Over the last week Laurie and I have travelled nearly 2000 kms north to Brisbane. We drove through the centre of New South Wales which is very flat and generally dry as you can see from the photos below.

If you look carefully in the bottom left of this photo below you can see the Parkes Radio-telescope.

Inland from the Gold Coast of south east Queensland we also stayed with some friends where we visited a rainforest nature reserve.

The rainforest was on Mt Tamborine which is relatively cool and wet and where the camellias flourish.

Before we left Torquay our Cootamundra wattle (acacia baileyana) came into full bloom.

I was keen to use it for this ikebana in a box-shaped vessel by Julie Shaw a ceramic artist from Ocean Grove, near Torquay. By the time we return to Victoria the blossom will be nearly finished.

Greetings from Christopher
Mt Tamborine
27th July 2013


After some research I can reveal that the large dried fig leaf in last week's arrangement was Ficus dammaropsis from Papua New Guinea. The leaves can grow to about 60cms. Here are a couple of photos.

A few weeks ago we were invited to the christening of the new baby daughter of some of our friends. We were delighted to be given a long stemmed rose each as we left the church. The flowers lasted well, so I made this small arrangement using some pine left over from my Tanabata arrangement.

I have used a small egg-shaped vase that I bought in Seto City in Japan in 2006.

My teacher set us an exercise of a horizontal arrangement using dried material as the principal subject. I found some dried branchlets from the huge flower stem of a 'blue' Agave americana. They look like antlers and I thought such visually strong material went well with the burnt orange lilies in this large black vase by Alistair Whyte that I also used on 22nd June.

Greetings from Christopher
20th July 2013

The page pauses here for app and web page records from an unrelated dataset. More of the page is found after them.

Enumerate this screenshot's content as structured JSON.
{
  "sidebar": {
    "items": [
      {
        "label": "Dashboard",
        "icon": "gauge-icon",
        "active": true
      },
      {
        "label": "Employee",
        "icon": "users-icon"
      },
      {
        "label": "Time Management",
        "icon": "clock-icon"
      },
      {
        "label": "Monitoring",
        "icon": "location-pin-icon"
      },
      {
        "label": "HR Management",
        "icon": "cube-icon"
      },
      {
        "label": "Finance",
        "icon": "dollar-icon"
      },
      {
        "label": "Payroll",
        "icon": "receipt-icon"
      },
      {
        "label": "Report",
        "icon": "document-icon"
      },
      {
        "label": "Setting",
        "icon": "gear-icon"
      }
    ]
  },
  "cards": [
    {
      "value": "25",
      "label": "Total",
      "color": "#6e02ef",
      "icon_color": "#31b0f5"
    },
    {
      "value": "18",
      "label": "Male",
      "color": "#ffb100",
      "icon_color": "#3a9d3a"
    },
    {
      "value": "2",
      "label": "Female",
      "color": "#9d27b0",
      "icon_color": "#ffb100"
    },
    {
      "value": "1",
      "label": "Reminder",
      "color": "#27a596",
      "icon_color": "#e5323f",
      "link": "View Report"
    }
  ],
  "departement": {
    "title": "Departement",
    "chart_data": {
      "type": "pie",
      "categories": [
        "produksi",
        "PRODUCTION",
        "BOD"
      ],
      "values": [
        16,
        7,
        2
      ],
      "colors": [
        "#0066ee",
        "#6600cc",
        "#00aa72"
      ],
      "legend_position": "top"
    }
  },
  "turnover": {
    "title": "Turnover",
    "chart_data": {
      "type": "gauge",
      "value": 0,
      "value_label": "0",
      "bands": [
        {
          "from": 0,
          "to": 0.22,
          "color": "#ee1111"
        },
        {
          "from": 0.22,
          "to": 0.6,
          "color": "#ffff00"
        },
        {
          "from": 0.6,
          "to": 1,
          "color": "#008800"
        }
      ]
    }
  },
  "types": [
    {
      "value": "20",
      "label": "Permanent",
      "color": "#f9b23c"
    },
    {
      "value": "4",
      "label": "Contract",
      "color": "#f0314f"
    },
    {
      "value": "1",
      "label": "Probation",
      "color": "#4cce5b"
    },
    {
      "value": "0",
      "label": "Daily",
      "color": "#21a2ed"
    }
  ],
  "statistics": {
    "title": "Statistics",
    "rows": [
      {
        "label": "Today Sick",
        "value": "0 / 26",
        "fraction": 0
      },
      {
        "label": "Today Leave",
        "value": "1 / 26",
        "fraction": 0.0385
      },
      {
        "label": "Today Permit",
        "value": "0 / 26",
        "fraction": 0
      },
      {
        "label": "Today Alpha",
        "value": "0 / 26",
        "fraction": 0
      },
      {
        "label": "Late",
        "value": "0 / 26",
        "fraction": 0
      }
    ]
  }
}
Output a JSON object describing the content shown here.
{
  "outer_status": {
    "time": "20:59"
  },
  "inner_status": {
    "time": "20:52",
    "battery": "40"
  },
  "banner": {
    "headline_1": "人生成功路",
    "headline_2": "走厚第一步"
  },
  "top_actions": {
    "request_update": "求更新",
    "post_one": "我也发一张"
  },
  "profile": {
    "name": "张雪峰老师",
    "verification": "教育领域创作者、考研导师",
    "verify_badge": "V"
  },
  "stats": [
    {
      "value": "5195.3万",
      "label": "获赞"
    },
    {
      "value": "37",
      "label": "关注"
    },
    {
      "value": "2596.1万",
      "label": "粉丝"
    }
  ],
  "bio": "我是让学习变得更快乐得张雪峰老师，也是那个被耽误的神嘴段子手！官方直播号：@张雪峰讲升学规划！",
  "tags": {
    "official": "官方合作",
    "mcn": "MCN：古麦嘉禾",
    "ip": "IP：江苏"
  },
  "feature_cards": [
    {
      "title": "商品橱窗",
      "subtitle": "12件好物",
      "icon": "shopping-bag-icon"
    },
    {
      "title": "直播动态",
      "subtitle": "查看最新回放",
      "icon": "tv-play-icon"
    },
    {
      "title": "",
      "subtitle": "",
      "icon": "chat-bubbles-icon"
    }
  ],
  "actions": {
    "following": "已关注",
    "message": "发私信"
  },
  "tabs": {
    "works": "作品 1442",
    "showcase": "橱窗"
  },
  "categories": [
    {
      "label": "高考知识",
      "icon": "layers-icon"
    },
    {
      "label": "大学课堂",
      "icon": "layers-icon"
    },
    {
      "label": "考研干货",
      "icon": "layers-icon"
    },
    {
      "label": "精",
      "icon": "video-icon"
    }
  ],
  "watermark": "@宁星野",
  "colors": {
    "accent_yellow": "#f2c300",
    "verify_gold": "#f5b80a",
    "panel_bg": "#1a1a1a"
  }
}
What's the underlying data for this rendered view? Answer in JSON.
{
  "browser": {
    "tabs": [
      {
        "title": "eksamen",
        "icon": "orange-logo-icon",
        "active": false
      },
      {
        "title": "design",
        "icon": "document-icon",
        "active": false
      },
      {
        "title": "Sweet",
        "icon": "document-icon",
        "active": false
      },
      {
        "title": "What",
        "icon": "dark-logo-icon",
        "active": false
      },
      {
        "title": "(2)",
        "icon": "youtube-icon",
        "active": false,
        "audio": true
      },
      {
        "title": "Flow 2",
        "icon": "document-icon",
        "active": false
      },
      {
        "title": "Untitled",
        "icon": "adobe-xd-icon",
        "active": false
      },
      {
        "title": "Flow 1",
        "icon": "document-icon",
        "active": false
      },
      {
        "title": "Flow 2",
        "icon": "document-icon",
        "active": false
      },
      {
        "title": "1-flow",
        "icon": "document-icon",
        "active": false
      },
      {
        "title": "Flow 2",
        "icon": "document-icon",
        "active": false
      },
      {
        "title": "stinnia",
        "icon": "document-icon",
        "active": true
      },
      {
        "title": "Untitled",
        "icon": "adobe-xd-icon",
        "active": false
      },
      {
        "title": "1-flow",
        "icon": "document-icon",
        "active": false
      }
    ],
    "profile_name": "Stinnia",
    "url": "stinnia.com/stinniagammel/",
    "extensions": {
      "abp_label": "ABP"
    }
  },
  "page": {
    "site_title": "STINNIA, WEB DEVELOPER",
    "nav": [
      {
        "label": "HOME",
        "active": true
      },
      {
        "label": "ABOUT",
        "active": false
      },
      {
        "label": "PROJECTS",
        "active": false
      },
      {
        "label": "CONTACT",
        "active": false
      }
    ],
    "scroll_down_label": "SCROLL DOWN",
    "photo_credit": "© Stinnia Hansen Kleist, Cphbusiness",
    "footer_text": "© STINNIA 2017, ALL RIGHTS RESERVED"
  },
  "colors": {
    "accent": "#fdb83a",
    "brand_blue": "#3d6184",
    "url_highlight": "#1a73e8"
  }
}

At class recently my teacher set a 'simple arrangement' as the exercise. This was interesting because it was not an arrangement that was made then simplified. From the start it needed to be uncomplicated. I felt that it would work better to use strong and distinctive material. For the first ikebana I used a large dried leaf of a fig (sorry, unidentified type) and a single large white chrysanthemum. The vase is a stainless steel cone with holes of differing sizes. 

My second work for the class was single branch of Yate (eucalyptus lehmannii) with two flowers. This is from the tree in our garden as used also on the 29th June blog posting.The vase is by Barry Singleton, a ceramic artist from Castlemaine in Victoria. This work required some ikebana mechanics so that the stem arises from the centre of the vase and does not lean against the edge nor does it touch the bottom of the vase.

Greetings from Christopher

13th July 2013


There are a number of very interesting Australian plants that flower during winter. This 'Pincushion' Hakea (Hakea laurina) in the photo below is growing in our neighbours garden. It is a hardy medium sized shrub or small tree with thick leaves that have a slightly grey tinge and comes from Western Australia. 

The flowers are quite fascinating in shape. When I was a child they grew in the school ground and I thought they looked like a sky rocket firework exploding!

This close-up shows a flower just opening and the styles emerging from the rich pink centre are bent like hairpins, these subsequently straighten out. Clusters of the nuts are also visible on the branch. 

I decided to create a horizontal arrangement and have removed many leaves on the right branch, particularly above the line. This contributes to the reach of the branch in that direction. On the left-hand side I have removed almost all of the leaves below the branch. The vase is ceramic artist Graeme Wilkie.

(Click on blue text for further information)

Greetings from Christopher
6th July 2013